--- YOUR OBJECTIVE ---
Scan the entries that follow and copy out every line containing "text".
====== DATA IN THIS EXERCISE ======
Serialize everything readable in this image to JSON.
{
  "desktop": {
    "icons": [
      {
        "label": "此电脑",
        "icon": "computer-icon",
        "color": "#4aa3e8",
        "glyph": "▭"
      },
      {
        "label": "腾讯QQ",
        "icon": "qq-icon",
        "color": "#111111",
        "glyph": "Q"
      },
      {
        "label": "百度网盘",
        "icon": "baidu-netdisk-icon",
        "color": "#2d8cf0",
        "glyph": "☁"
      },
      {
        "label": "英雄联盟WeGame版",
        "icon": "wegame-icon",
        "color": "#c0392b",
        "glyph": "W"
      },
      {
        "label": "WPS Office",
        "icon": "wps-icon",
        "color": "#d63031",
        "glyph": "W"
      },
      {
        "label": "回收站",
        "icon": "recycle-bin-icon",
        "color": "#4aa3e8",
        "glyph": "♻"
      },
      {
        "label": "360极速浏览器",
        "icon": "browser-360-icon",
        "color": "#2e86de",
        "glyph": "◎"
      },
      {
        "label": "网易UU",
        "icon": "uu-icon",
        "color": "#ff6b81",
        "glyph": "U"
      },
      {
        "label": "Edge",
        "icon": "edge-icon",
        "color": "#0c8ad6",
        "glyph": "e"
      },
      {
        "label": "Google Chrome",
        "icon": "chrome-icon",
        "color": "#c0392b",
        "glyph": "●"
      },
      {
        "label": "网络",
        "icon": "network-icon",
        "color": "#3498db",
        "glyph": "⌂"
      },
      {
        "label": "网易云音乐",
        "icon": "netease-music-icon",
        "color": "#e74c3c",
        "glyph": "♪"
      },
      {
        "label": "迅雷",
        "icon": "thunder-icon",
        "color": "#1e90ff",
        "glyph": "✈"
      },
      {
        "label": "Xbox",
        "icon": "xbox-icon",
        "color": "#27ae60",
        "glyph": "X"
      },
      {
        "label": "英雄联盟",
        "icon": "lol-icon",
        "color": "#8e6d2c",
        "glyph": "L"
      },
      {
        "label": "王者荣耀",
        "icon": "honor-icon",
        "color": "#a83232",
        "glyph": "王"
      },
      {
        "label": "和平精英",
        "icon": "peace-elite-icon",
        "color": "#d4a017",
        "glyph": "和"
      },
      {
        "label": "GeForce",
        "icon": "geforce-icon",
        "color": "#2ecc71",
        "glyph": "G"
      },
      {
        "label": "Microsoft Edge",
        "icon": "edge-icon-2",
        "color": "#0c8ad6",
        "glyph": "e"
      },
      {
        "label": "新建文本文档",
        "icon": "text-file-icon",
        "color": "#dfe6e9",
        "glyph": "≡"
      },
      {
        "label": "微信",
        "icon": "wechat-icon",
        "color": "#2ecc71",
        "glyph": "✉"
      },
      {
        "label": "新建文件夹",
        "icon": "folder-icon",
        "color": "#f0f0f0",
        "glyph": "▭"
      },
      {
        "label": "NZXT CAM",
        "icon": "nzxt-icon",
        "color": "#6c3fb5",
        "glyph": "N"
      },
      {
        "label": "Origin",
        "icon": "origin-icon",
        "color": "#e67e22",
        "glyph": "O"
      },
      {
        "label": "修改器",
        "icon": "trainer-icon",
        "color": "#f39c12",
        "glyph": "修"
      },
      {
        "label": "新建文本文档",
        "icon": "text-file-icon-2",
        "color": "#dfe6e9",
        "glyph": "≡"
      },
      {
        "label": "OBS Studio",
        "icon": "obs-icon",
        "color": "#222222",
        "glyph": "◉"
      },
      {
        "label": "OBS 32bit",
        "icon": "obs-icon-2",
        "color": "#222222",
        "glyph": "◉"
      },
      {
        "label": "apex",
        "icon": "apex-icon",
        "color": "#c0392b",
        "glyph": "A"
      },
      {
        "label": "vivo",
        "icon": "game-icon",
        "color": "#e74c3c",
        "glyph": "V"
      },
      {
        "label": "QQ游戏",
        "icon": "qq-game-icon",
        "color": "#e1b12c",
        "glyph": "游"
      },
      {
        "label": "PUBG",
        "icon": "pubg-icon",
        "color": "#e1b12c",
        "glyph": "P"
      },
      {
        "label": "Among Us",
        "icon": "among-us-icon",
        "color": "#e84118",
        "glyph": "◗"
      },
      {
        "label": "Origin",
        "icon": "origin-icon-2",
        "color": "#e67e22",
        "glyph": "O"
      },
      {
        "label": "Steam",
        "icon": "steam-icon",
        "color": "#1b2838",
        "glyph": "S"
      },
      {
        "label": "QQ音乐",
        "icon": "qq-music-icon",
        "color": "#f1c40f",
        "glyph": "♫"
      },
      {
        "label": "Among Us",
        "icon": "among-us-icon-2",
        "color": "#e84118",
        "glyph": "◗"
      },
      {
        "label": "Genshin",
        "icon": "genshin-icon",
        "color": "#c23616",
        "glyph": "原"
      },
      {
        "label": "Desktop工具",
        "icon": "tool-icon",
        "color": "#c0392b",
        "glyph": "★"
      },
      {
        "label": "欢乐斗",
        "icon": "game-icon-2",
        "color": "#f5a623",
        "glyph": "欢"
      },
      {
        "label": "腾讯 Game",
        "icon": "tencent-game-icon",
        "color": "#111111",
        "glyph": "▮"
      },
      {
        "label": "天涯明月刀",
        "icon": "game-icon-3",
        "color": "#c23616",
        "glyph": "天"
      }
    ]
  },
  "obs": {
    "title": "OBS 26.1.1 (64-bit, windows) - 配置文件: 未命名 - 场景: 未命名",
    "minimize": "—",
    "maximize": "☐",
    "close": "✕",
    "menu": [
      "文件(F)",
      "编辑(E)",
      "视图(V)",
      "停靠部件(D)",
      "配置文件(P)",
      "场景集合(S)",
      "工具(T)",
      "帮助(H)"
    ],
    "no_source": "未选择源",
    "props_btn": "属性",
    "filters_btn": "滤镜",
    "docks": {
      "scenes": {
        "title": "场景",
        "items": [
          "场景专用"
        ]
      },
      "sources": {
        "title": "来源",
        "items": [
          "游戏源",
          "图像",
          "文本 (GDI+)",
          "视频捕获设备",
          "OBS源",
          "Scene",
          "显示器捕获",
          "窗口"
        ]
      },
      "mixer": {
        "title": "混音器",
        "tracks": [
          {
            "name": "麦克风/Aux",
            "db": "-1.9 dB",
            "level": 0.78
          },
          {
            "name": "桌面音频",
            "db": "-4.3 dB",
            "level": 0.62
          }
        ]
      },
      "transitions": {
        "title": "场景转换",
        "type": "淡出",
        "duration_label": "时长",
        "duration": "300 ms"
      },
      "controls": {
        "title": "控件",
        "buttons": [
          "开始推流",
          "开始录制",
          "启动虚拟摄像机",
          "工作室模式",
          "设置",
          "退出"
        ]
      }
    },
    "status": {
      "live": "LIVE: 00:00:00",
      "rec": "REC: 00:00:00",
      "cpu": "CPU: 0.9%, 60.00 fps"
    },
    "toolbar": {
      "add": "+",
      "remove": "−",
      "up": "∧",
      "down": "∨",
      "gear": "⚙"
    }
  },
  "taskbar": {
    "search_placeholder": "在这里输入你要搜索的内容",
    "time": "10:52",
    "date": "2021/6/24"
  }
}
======
--- RESPONSE TO THE TASK ---
        "icon": "text-file-icon",
        "icon": "text-file-icon-2",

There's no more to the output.